I began searching under the various flowerpots his wife must have set out in front
of the place. I looked for one of those rocks that looked like it would be hiding a key.
Finally, I felt along the doorframe. In those couple of minutes, I became extremely
religious, offering up some of the most sincere prayers ever uttered. It is said there
are no atheists in foxholes. I don’t know about that. I do know there are no atheists
when something resembling the Lyndon Johnson little girl picking the petals off a
flower and then a mushroom cloud ad happens. I promised I would even be willing
to spend the rest of my life working for free at a nudist leper colony/dance club.
Then I found the key hanging on the window frame.
No key had ever been put in a lock and turned so quickly. I shouted out my
friend’s name, just in case he was actually home and was just too lazy to answer the
door as I ran through the house while somehow doing the John Wayne walk. Now, I
am over 6’0” tall, but I am sure I was about 4’2” because I was so bent over when I
hit the bathroom door. It is claimed that the Maharishi University can teach a
person to levitate. I did that that day. I don’t remember walking across the
bathroom tiles or even the cool feeling of porcelain against the skin, just joy and
bliss. There was an angelic chorus singing.
When the crisis was over, I breathed a little easier and grabbed a magazine sitting
on the counter next to the toilet. Time for a little reading. After a couple of pages, I
kind of looked up and thought to myself, “Wow, my friend must have redecorated
his bathroom. I guess that is what happens when you have a woman in your life. It
was really fancy. He must have spent some real coins on this remodeling. It was
then that I noticed the family photograph sitting next to where the magazine was. It
was not my friend’s family.
There are those moments when you brain disconnects as you process the
information. Instead of a light bulb popping above your head, it is the spinning
multi-color wheel that appears on your computer. It slowly dawned on me that I
was not in my friend’s house. I HAD BROKEN INTO A STRANGER’S HOUSE TO USE
THEIR TOILET! Images of police kicking in the bathroom door, guns drawn, and me,
handcuffed, being frog marched to a waiting squad car, my pants still around my
ankles, filled my head. You would be surprised how quickly you will make your way
across a house and back to your car!
Still, I know that someday I will get my dream job at the Des Moines Register
writing a Lewis Grizzard/Erma Bombeck/Dave Barry type of humor column, except
with a great deal more Norwegian repression, no tipping, and a last name no one
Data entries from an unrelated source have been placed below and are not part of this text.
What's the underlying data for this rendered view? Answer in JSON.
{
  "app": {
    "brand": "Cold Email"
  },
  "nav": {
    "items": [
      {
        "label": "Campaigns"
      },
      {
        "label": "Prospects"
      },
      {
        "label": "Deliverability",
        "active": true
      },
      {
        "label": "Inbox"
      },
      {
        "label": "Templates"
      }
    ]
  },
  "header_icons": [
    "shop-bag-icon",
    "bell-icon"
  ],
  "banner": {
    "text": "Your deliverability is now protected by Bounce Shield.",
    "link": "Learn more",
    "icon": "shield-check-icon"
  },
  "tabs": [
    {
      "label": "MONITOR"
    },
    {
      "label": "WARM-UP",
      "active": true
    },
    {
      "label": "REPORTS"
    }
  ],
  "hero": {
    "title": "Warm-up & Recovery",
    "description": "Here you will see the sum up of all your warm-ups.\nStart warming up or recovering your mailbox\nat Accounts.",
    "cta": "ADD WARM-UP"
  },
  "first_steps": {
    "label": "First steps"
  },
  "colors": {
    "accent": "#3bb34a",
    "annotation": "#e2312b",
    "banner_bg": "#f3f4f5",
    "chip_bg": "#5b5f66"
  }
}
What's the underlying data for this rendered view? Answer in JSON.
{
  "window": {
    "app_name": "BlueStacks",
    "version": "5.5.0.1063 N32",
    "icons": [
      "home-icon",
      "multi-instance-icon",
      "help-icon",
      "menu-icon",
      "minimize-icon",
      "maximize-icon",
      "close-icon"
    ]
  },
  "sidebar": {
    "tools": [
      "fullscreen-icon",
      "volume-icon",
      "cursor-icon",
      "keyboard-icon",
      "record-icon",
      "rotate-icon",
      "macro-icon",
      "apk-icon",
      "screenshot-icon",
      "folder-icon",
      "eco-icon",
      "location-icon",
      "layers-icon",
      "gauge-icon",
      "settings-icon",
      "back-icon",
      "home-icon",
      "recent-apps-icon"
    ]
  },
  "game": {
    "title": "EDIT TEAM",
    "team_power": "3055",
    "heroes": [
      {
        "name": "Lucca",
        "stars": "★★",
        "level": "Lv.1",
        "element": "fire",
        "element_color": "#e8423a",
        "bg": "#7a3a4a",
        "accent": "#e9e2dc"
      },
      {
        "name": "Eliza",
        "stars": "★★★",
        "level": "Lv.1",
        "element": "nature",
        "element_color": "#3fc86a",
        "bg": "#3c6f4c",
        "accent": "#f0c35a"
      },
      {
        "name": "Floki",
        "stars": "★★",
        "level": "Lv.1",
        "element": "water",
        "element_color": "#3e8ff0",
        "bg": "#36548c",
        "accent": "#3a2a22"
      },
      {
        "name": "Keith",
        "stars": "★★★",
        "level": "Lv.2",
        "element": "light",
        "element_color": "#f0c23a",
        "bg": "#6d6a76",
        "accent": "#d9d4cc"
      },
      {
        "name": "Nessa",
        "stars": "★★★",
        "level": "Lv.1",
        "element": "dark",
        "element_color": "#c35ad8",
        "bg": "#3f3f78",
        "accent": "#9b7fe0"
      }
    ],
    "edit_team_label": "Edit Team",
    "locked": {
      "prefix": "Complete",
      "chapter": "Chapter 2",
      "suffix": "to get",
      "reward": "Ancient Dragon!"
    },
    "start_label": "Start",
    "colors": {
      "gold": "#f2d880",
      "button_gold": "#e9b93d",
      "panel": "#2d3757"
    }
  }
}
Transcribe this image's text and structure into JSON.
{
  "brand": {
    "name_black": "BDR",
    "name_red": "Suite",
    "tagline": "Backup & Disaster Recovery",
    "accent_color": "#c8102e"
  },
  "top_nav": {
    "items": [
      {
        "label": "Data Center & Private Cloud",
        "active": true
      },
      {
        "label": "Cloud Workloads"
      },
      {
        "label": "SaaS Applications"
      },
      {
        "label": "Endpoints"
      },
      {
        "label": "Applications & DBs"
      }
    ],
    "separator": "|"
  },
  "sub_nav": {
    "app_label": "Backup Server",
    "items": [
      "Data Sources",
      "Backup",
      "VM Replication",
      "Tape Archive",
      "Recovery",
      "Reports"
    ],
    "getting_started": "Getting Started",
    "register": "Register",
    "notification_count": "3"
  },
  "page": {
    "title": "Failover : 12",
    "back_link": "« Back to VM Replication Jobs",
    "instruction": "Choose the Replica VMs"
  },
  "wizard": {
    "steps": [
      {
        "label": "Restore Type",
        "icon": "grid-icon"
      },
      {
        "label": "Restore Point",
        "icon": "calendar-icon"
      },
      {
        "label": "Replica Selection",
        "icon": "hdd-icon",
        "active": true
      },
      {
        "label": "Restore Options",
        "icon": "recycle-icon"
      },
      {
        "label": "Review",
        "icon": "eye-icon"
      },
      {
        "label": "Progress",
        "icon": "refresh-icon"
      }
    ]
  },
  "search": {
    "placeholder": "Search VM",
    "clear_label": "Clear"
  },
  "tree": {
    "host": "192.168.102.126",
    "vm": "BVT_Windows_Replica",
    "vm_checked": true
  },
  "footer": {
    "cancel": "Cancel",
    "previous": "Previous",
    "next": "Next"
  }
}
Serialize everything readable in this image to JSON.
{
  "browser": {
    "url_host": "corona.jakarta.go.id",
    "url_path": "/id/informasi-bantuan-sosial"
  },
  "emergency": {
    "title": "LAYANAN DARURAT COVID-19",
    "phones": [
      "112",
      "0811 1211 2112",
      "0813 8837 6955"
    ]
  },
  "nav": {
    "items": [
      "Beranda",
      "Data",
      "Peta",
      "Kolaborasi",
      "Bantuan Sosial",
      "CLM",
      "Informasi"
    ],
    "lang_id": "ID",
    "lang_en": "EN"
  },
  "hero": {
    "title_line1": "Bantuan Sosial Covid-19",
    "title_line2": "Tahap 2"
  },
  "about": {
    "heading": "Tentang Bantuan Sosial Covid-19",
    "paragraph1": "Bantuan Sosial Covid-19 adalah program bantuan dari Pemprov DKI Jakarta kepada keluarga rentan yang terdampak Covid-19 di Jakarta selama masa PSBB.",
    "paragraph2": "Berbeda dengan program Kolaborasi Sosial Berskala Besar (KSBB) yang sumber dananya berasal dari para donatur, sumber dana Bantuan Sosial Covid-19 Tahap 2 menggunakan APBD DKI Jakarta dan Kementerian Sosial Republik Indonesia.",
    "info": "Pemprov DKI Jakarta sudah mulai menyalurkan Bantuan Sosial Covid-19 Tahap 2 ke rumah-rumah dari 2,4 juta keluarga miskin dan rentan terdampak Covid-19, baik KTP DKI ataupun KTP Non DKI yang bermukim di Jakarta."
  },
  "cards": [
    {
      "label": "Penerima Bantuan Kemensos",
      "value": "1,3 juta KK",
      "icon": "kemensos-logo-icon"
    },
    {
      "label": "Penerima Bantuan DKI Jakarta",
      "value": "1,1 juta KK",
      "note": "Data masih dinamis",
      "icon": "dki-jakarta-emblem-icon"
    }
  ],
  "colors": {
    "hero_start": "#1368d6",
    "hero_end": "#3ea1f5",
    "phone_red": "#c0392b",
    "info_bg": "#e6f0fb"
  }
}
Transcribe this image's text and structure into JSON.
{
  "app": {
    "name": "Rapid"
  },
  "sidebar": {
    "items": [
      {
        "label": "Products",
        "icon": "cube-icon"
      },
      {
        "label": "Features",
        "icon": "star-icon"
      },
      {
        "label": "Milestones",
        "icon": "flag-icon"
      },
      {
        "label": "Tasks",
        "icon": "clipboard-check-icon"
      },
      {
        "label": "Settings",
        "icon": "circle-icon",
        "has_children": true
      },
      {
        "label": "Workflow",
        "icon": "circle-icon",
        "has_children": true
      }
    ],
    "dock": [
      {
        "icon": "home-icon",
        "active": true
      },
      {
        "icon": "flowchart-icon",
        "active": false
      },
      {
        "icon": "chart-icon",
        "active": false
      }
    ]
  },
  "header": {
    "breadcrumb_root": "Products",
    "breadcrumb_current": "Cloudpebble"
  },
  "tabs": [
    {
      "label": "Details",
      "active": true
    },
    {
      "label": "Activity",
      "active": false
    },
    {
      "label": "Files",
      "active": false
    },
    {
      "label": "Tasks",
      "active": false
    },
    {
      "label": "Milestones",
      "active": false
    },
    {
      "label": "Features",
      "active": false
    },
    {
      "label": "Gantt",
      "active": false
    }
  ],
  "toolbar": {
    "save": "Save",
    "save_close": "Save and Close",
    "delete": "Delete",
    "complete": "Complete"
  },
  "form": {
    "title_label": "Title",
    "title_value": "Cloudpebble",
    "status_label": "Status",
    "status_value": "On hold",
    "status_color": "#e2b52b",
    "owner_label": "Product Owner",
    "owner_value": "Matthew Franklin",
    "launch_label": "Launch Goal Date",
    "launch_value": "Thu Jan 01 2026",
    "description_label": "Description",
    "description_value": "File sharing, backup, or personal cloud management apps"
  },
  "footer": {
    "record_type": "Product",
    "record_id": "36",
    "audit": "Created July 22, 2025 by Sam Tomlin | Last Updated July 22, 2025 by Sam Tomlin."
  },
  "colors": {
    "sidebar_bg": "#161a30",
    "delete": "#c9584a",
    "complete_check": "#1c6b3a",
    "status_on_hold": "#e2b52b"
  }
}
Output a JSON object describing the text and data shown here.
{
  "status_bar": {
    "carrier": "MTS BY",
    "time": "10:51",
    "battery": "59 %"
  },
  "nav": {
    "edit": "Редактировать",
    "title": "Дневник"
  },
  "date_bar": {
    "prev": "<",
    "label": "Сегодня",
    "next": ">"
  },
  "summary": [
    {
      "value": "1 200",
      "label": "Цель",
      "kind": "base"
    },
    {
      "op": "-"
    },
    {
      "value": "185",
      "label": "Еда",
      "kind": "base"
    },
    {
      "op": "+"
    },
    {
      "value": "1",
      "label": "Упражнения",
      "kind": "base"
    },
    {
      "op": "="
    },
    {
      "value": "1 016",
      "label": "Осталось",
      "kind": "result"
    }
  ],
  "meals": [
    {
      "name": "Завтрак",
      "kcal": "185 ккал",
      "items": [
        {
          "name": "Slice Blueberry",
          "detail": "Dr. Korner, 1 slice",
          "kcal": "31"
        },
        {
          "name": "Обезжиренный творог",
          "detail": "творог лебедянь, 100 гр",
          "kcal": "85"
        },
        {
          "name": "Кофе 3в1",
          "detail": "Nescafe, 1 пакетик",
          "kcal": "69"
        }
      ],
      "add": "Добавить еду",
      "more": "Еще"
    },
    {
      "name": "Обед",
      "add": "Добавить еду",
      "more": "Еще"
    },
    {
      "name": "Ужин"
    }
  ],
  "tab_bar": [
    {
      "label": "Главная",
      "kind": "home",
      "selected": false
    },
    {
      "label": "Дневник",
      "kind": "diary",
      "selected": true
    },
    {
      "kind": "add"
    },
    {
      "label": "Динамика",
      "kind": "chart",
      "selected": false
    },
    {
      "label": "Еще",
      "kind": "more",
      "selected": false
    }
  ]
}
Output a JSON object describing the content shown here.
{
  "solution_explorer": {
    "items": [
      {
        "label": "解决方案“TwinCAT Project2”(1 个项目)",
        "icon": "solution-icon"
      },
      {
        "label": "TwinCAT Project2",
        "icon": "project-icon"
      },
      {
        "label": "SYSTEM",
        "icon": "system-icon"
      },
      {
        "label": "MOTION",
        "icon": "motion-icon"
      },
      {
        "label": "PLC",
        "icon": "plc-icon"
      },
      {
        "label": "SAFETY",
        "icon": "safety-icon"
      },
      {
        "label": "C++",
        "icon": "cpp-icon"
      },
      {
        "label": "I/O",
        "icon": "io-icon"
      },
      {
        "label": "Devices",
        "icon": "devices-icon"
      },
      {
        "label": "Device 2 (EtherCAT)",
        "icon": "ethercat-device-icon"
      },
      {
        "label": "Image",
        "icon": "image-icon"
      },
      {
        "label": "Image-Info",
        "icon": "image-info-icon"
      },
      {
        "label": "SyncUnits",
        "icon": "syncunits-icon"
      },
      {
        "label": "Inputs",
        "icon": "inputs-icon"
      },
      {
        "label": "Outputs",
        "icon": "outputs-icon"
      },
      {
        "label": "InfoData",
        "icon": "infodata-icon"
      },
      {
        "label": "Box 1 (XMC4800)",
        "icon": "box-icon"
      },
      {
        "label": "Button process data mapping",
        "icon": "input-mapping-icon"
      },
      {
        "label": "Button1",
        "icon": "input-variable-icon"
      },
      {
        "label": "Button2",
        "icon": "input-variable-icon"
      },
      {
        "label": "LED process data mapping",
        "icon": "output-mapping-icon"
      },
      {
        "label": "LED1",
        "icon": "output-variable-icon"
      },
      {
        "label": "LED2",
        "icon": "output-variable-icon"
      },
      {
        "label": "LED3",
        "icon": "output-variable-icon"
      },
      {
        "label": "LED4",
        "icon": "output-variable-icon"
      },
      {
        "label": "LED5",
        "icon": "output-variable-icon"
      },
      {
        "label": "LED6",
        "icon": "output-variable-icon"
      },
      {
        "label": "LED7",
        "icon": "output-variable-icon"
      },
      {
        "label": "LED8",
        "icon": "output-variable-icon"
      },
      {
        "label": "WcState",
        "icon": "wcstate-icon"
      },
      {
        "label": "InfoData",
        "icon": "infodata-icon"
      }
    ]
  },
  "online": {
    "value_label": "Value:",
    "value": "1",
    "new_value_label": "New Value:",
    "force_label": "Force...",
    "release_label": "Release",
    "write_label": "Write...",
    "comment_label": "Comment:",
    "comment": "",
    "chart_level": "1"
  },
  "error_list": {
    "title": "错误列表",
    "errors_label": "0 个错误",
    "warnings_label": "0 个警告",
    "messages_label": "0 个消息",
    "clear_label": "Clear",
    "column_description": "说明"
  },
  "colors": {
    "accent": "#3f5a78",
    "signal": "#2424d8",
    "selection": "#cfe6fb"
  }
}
can pronounce correctly. The contract will be put in front of me. My lawyer brother
will insist that he look over the contract one last time. Of course, I will have to
excuse myself to use the restroom.
I will return to the editor’s office, sit down again, reach for the pen, and, as I am
about to put pen to paper, the editor will sniff the air and get a look on his face like
he is having a Vietnam War flashback.
“Sniff, sniff. I know that smell from somewhere? Oh, my God, dear God, my house
when I first moved to Des Moines. It lingered for days, months. We had to repaint
the entire house. We tore up the floorboards. We even called in a Catholic priest to
perform at exorcism. Nothing worked. We had to sell the place at a loss. YOU! It was
YOU! You bastard.”
He would then jump across his desk and try to strangle me until security guards
drag me off by the feet, as I vainly try to grasp at the contract to sign it. While I have
no clue whose house it was that I visited all those years ago, I know this is how it is
going to end because this is my life.